Miracles do happen, it seems. Three weeks after Rossini's La pietra del paragone received its first DVD incarnation on Opus Arte, the French Naïve label released this alternative. Remarkably, both DVDs document excellent, entertaining performances, both are extremely well filmed, both come with generous extras and both are brilliantly packaged. Yet each performance offers a different approach - musically and production-wise - so both are worthy of consideration.
Filmed in January 2007 at the Théâtre du Châtelet in Paris, Pierrick Sorin and Giorgio Barberior Corsetti's production updates the action to the 1950s or 60s. But this is an opera production with a difference. The singers perform in front of a blue background and are filmed by three cameras at the front of the stage while the action is projected onto a giant screen above their heads. Small models (which are also filmed) of interior and exterior settings are wheeled on by men and women dressed in blue skin costumes so that the live action is superimposed on top of these onto the big screen above. The results are often hilarious: characters can appear to stand inside a refrigerator, on top of a gas hob and inside a fireplace and float on a swimming pool when in reality they are just standing on the stage floor. The tennis match is similarly manipulated, and at one point a mouse appears to run behind the characters. But my favourite moment is when one of the characters flips a pancake which is then carried by a man in blue to the other side of the stage where the tenor receives it on his plate. Thanks to the big screen, it looks like the pancake made it there on its own.
However, this is not merely done in the name of entertainment. Rossini's comedies are constructed in small units along the lines of basic musical conventions. Sorin's production dissects the action in response to this construction, so that we can see how the whole thing works, thus responding to the conscious musical artifice with a different kind of artifice. I don't find the emphasis on the power of the media quite so pronounced in this production as it is in the Opus Arte version, and it's clear from the interview on the bonus disc that Sorin is no fan of Rossini's or his libretto, which probably explains why a lot of what goes on is imposed rather than a response to the text. But there's ample compensation. The fact that the singers were directed to use a wide range of facial expressions so that the big-screen projections worked well for the audience in the theatre means that this production is absorbing on DVD in a way that many filmed opera performances aren't.
As if that weren't enough, the young cast is absolutely brilliant. Prime amongst them is tenor José Manuel Zapata in the role of Giocondo. His voice is natural and beautiful, his intonation is mostly secure and his sense of style is impeccable. His aria 'Oh come il fosco impetuoso' is one of the vocal highlights of the performance.

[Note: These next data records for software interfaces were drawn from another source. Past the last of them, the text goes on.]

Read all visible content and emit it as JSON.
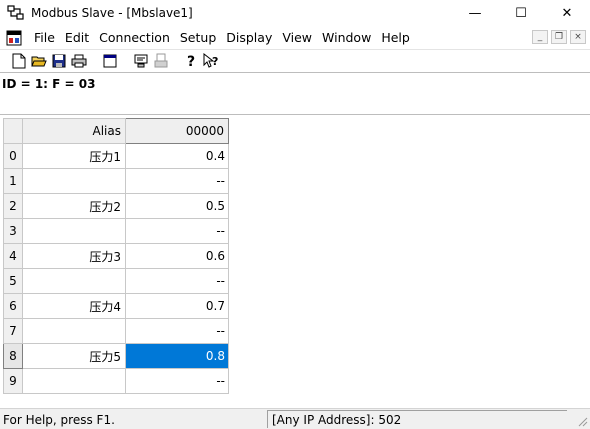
{
  "window": {
    "title": "Modbus Slave - [Mbslave1]",
    "minimize_glyph": "—",
    "maximize_glyph": "☐",
    "close_glyph": "✕"
  },
  "menu": {
    "items": [
      "File",
      "Edit",
      "Connection",
      "Setup",
      "Display",
      "View",
      "Window",
      "Help"
    ]
  },
  "mdi": {
    "minimize_glyph": "_",
    "restore_glyph": "❐",
    "close_glyph": "×"
  },
  "toolbar": {
    "icons": [
      "new-icon",
      "open-icon",
      "save-icon",
      "print-icon",
      "window-icon",
      "monitor-icon",
      "printer-setup-icon",
      "help-icon",
      "context-help-icon"
    ]
  },
  "header": {
    "id_text": "ID = 1: F = 03"
  },
  "grid": {
    "col_alias": "Alias",
    "col_value": "00000",
    "rows": [
      {
        "index": "0",
        "alias": "压力1",
        "value": "0.4"
      },
      {
        "index": "1",
        "alias": "",
        "value": "--"
      },
      {
        "index": "2",
        "alias": "压力2",
        "value": "0.5"
      },
      {
        "index": "3",
        "alias": "",
        "value": "--"
      },
      {
        "index": "4",
        "alias": "压力3",
        "value": "0.6"
      },
      {
        "index": "5",
        "alias": "",
        "value": "--"
      },
      {
        "index": "6",
        "alias": "压力4",
        "value": "0.7"
      },
      {
        "index": "7",
        "alias": "",
        "value": "--"
      },
      {
        "index": "8",
        "alias": "压力5",
        "value": "0.8"
      },
      {
        "index": "9",
        "alias": "",
        "value": "--"
      }
    ],
    "selected_row": 8,
    "selection_color": "#0078d7"
  },
  "status": {
    "help_text": "For Help, press F1.",
    "connection_text": "[Any IP Address]: 502"
  }
}
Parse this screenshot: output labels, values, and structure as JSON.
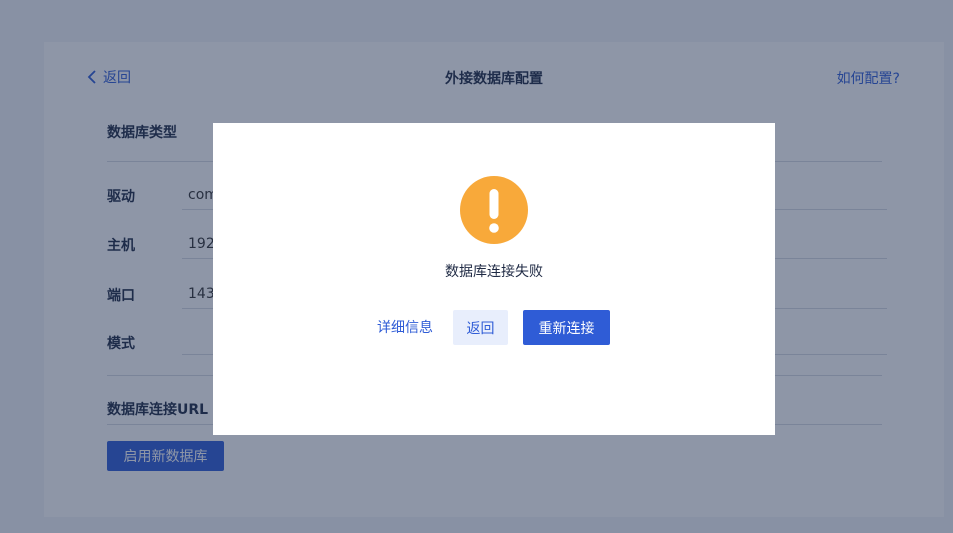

However, it's perhaps invidious to single out individuals when there are no serious weaknesses. Sonia Prina is a splendid comedienne, making La Marchesa Clarice into a feisty character, and her true contralto voice is well suited to the difficult tessitura; Jennifer Holloway (Aspasia) and particularly Laura Giordano (Fulvia) offer strong female support; and François Lis's elegant Asdrubale is the ideal centrepiece of the varied dramatis personae. Joan Martín-Royo's Macrobio, Christian Senn's Pacuvio and Filippo Polinelli are just as superb as the rest. It has to be said that the group singing tends to be stronger than some of the arias; the singers are remarkably well co-ordinated during the tricky ensemble numbers such as the quintet in the second act but just occasionally lack the warmth and interpretative abilities shown by the older, more experienced cast on Opus Arte. On the other hand, Naïve's cast is younger and fresher, so there's not much to choose between them.
Jean-Christophe Spinosi's conducting of the period-instrument Ensemble Matheus is lively and assured. He explains in the fascinating bonus-disc interview that he had attempted to recreate the instrumental configuration of Rossini's own 1812 La Scala orchestra by having nine double basses and only three cellos. The cello was assigned the continuo role but the large number of basses underpinned the sound in a way not normally observed in the modern orchestra pit. One can really hear the different timbre created by the orchestra in this performance compared to that in the Opus Arte DVD. The period wind instruments also stand out more for their much less homogenised sounds. Overall I marginally prefer Zedda's conducting on the rival disc because of the more controlled tempi - Spinosi tends to push a bit too hard at times. But that's a very small complaint about an otherwise brilliant performance. Not to be missed.
See also our review of the Opus Arte DVD of La pietra del paragone here.